short story writer

Real Talk

Everyone In India Smokes Due To Pollution

“We have no non-smokers in India. Everybody living in India is a smoker. Air is needed for every breath. The only thing you can do if you want to avoid total damage is to stop breathing, which unfortunately you cannot do for more than a minute.” – Dr. Arvind Kumar, chest surgeon and founder of the Lung Care Foundation

According to Air Quality Life Index, developed by the University of Chicago, air pollution cuts life expectancy by almost two years and the consequences of pollution are more fatal than HIV/AIDS, cigarette smoking, and even terrorism.

Not breathing is not an option but including the right foods in your diet can help prevent the ill effects of air pollution. Like broccoli and broccoli sprouts, which prevent a common nasal allergy that occurs with exposure to diesel exhaust.


The Gift Of Fresh Air

Babies nap outside in Nordic countries like Norway and Sweden. They fully embrace the concept of ‘friluftsliv’, which translates to ‘open air living’ and conveys the importance of spending time outside to be healthy and happy. Even when the temperature is as low as -15°C you’ll find babies napping outside in a warm sleeping bag. As the old Swedish saying goes, “There is no bad weather, only bad clothing.”

Real Talk

Every time you wipe your ass a tree dies

Well maybe not every time but 10% of trees are cut down every year to manufacture toilet paper. While the alternatives aren’t appealing, such as using a piece of cloth that you have to wash every time you take a dump, it is worth keeping sustainable alternatives in mind. But then again is that really sustainable? You’d have to use water to wash that cloth… Well, the point is that you should always think about how to make your lifestyle more sustainable.

Good News CentralReal TalkSolar

Toilet- Ek Solar Katha
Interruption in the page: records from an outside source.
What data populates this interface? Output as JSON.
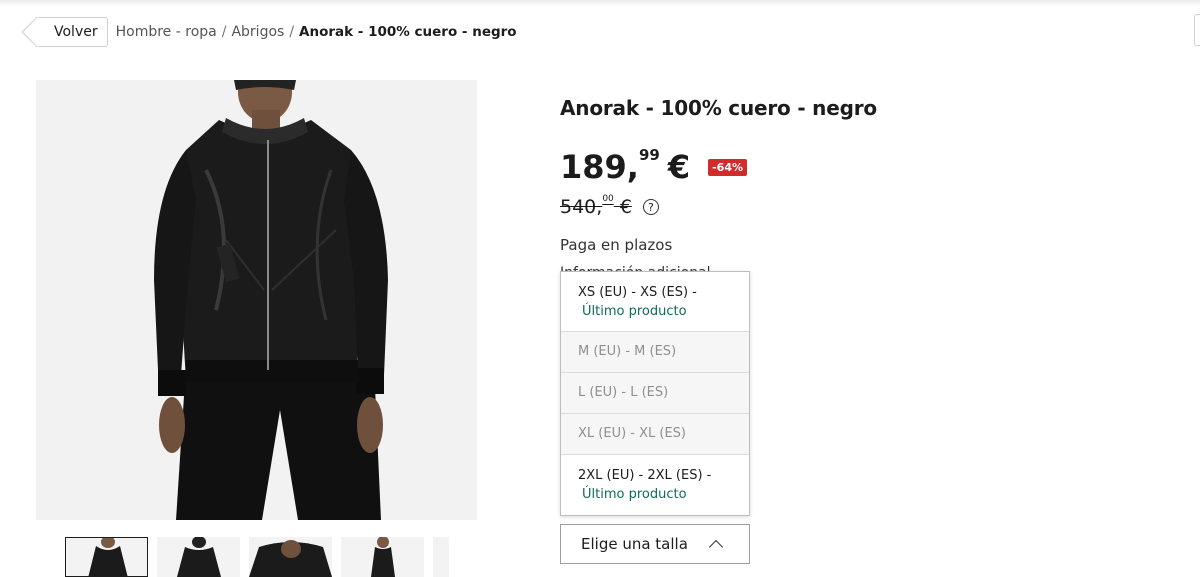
{
  "breadcrumb": {
    "back_label": "Volver",
    "items": [
      "Hombre - ropa",
      "Abrigos"
    ],
    "separator": "/",
    "current": "Anorak - 100% cuero - negro"
  },
  "product": {
    "title": "Anorak - 100% cuero - negro",
    "price": {
      "integer": "189,",
      "cents": "99",
      "currency": "€",
      "discount_badge": "-64%",
      "old_integer": "540,",
      "old_cents": "00",
      "old_currency": "€"
    },
    "installments_label": "Paga en plazos",
    "additional_info_label": "Información adicional"
  },
  "size_selector": {
    "label": "Elige una talla",
    "options": [
      {
        "label": "XS (EU) - XS (ES) -",
        "status": "Último producto",
        "available": true
      },
      {
        "label": "M (EU) - M (ES)",
        "status": "",
        "available": false
      },
      {
        "label": "L (EU) - L (ES)",
        "status": "",
        "available": false
      },
      {
        "label": "XL (EU) - XL (ES)",
        "status": "",
        "available": false
      },
      {
        "label": "2XL (EU) - 2XL (ES) -",
        "status": "Último producto",
        "available": true
      }
    ]
  },
  "gallery": {
    "thumbnails": [
      "front-view",
      "back-view",
      "detail-view",
      "side-view",
      "more"
    ]
  },
  "colors": {
    "discount": "#d22b2b",
    "availability": "#0e6b5a",
    "text": "#1c1c1c"
  }
}
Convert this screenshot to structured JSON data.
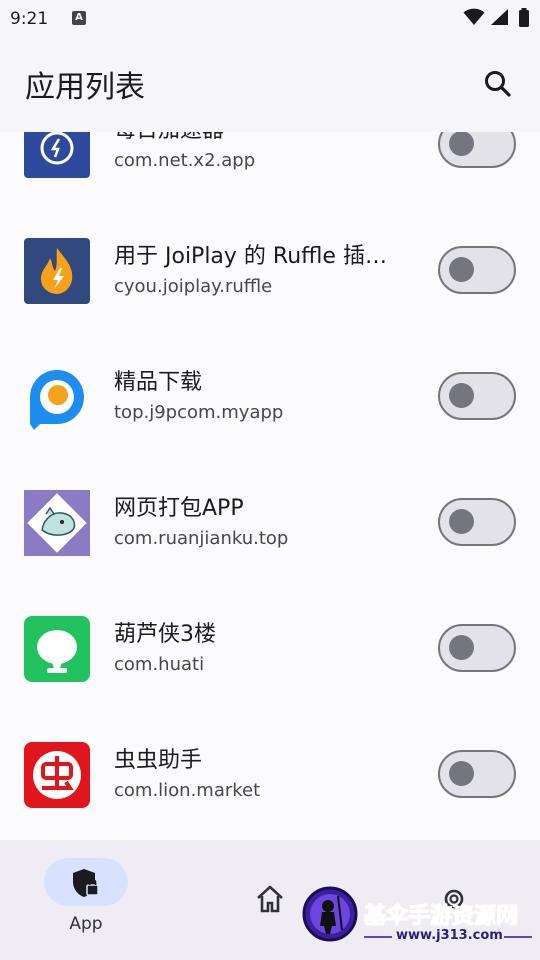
{
  "status_bar": {
    "time": "9:21",
    "notification_icon_letter": "A",
    "icons": [
      "wifi-icon",
      "signal-icon",
      "battery-icon"
    ]
  },
  "app_bar": {
    "title": "应用列表",
    "search_icon": "search-icon"
  },
  "apps": [
    {
      "name": "每日加速器",
      "package": "com.net.x2.app",
      "enabled": false,
      "icon": "timer-app-icon"
    },
    {
      "name": "用于 JoiPlay 的 Ruffle 插…",
      "package": "cyou.joiplay.ruffle",
      "enabled": false,
      "icon": "flame-app-icon"
    },
    {
      "name": "精品下载",
      "package": "top.j9pcom.myapp",
      "enabled": false,
      "icon": "p-logo-app-icon"
    },
    {
      "name": "网页打包APP",
      "package": "com.ruanjianku.top",
      "enabled": false,
      "icon": "cartoon-app-icon"
    },
    {
      "name": "葫芦侠3楼",
      "package": "com.huati",
      "enabled": false,
      "icon": "gourd-app-icon"
    },
    {
      "name": "虫虫助手",
      "package": "com.lion.market",
      "enabled": false,
      "icon": "chong-app-icon"
    }
  ],
  "bottom_nav": {
    "items": [
      {
        "label": "App",
        "icon": "shield-lock-icon",
        "selected": true
      },
      {
        "label": "",
        "icon": "home-icon",
        "selected": false
      },
      {
        "label": "",
        "icon": "gear-icon",
        "selected": false
      }
    ]
  },
  "watermark": {
    "title": "基伞手游资源网",
    "url": "www.j313.com"
  },
  "colors": {
    "background": "#f6f5f9",
    "toggle_outline": "#74757f",
    "nav_indicator": "#d8e2ff"
  }
}
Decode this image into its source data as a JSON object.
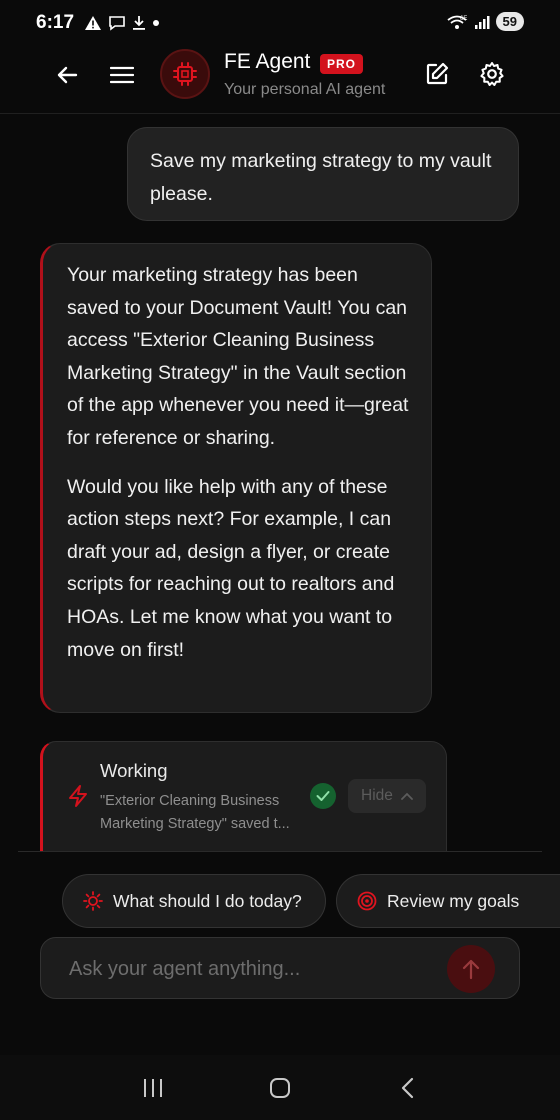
{
  "status_bar": {
    "time": "6:17",
    "network": "6E",
    "battery": "59"
  },
  "header": {
    "agent_name": "FE Agent",
    "badge": "PRO",
    "subtitle": "Your personal AI agent"
  },
  "messages": {
    "user": "Save my marketing strategy to my vault please.",
    "agent_paragraph_1": "Your marketing strategy has been saved to your Document Vault! You can access \"Exterior Cleaning Business Marketing Strategy\" in the Vault section of the app whenever you need it—great for reference or sharing.",
    "agent_paragraph_2": "Would you like help with any of these action steps next? For example, I can draft your ad, design a flyer, or create scripts for reaching out to realtors and HOAs. Let me know what you want to move on first!"
  },
  "working_card": {
    "title": "Working",
    "description": "\"Exterior Cleaning Business Marketing Strategy\" saved t...",
    "hide_label": "Hide"
  },
  "suggestions": [
    {
      "label": "What should I do today?",
      "icon": "sun-icon"
    },
    {
      "label": "Review my goals",
      "icon": "target-icon"
    }
  ],
  "composer": {
    "placeholder": "Ask your agent anything..."
  },
  "colors": {
    "accent": "#d3121d",
    "success": "#15622f",
    "background": "#0a0a0a"
  }
}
Image via The Better India

In December 2016, India’s first solar-powered community sanitation complex was built in Sathewadi, Thane, Maharashtra.  Having benefited over 200 families in the local community, it serves as a benchmark for sustainable toilets in the country.

The power supply system has a battery back-up, and provides 1.5 kilowatts of power. A group of residents from the complex maintains the elaborate system by cleaning it once a week. They are very proud of their solar sanitation complex. The bathroom is open 24/7 and there is electricity and adequate water supply at all times. Residents even have a smart card that allows them to access the facility.

“We do not charge any money for the cards but residents have to pay Rs11 per month towards maintenance charges,” said Nilesh Karkare of Habitat for Humanity, the NGO that set up the toilet along with solar energy startup Sunvest.


The previous washroom did not have any lights, and so at night, women usually went there in groups (or not at all). But now, thanks to the uninterrupted power supply, the only company a woman needs is her handy-dandy smart card.

(Of course, the complex has only five cubicles for women as opposed to eleven for men, so…)

And most importantly, relatives of the residents are very impressed with the new solar powered toilets, because log kya kahenge is the underlying principle of Indian life. Even sustainable living bows before it!

Jokes apart, the dark days are behind the good folk of Sathewadi, Thane. They have welcomed the light into their lives, starting with the humble, yet all-important gusalkhana.